▶ Directions: Say only how many lines in the entries below contain the word "arrow".
======== Data for the task
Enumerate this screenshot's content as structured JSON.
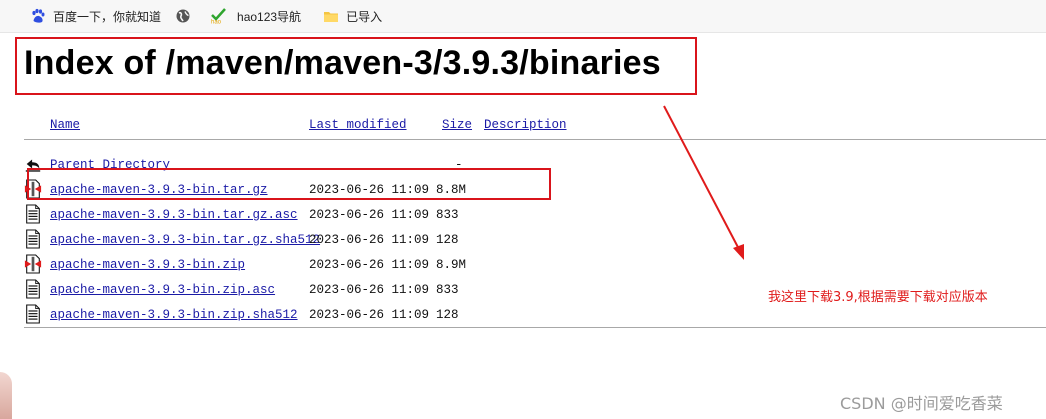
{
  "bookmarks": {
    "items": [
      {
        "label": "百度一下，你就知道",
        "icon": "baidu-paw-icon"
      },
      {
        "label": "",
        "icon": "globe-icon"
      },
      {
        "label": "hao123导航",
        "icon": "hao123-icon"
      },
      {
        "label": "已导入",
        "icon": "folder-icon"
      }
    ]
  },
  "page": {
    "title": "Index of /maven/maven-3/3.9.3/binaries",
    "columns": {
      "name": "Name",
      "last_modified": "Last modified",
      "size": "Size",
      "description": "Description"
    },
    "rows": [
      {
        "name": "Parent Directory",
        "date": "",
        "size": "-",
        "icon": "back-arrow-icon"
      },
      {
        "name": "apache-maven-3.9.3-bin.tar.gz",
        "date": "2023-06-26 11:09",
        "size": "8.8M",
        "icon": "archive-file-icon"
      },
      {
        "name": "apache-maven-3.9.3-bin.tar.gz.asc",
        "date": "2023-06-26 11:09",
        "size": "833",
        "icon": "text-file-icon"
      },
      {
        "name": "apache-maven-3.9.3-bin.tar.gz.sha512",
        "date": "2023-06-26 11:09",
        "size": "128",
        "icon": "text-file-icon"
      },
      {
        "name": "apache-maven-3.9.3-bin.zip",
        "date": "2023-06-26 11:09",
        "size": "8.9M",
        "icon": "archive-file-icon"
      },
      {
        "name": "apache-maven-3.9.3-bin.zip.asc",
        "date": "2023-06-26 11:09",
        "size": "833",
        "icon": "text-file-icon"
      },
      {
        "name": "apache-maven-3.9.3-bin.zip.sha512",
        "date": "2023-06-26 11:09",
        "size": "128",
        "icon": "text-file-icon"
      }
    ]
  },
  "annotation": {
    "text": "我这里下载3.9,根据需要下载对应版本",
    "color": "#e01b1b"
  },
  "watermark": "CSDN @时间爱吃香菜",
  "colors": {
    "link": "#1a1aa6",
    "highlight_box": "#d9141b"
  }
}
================
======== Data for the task
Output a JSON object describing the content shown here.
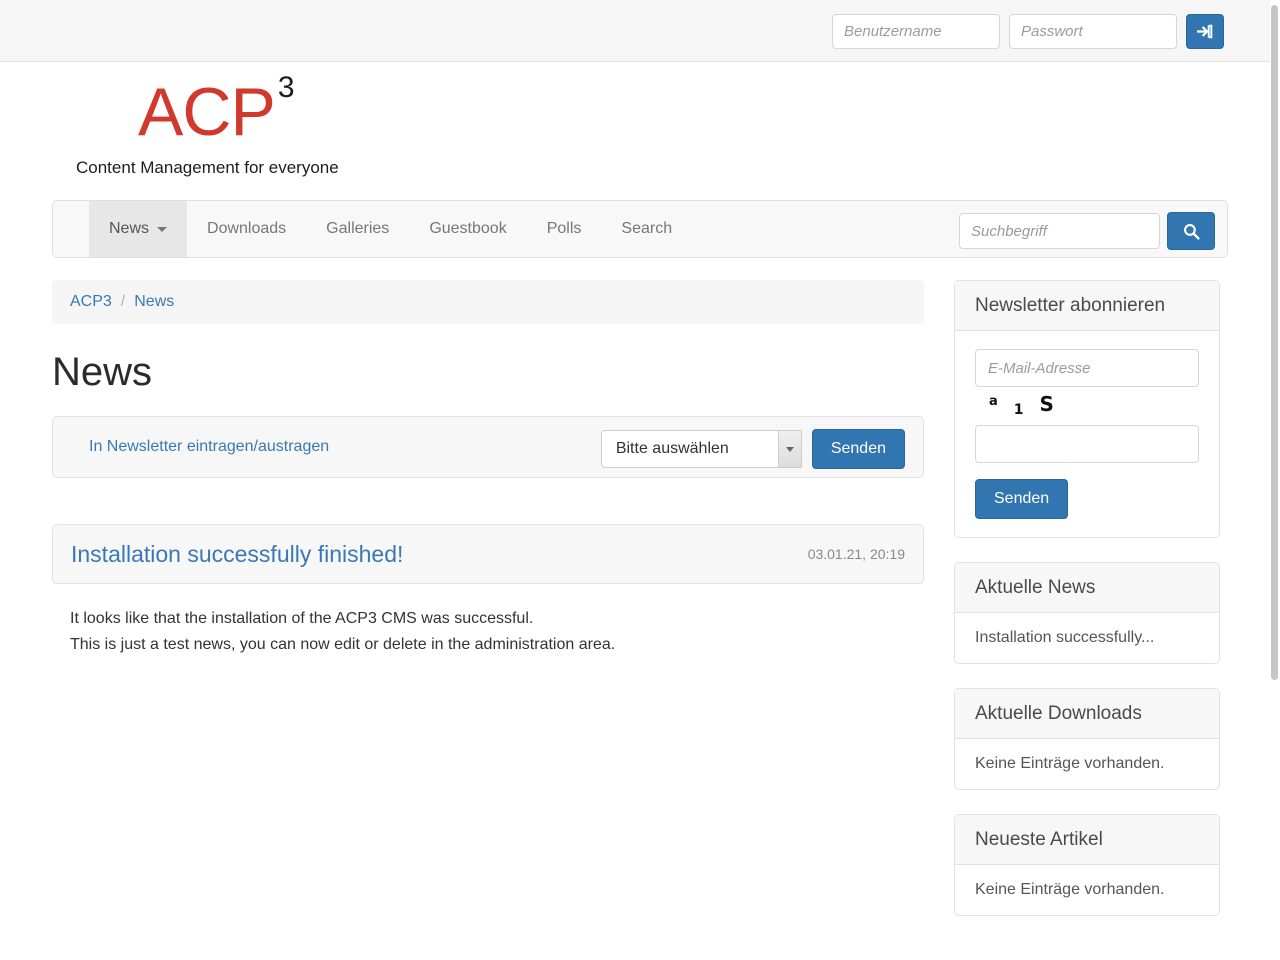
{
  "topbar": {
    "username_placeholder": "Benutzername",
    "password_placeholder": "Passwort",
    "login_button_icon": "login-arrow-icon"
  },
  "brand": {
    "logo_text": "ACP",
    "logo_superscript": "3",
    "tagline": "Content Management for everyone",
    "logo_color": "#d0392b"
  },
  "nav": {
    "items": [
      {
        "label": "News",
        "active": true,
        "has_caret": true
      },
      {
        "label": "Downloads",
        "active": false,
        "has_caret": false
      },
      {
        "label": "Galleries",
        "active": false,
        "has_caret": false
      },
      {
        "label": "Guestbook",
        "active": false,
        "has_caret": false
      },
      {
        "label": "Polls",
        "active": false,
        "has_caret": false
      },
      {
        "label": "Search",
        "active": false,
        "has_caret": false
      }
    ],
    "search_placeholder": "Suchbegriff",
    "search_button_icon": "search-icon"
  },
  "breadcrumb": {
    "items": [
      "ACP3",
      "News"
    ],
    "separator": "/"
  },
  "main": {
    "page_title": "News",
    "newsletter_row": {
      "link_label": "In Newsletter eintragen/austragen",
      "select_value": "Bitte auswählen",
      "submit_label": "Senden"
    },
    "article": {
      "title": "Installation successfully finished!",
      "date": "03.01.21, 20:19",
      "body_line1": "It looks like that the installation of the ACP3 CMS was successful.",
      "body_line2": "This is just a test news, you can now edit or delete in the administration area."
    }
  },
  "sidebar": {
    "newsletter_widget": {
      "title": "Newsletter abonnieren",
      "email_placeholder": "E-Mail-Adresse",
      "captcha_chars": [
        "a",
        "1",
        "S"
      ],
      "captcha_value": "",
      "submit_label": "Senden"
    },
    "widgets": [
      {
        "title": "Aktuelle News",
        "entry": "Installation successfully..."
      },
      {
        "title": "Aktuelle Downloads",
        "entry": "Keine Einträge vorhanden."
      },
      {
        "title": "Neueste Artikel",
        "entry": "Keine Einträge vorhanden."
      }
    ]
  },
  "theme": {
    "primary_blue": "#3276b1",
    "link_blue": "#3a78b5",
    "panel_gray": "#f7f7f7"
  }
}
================
▶ Response area: 2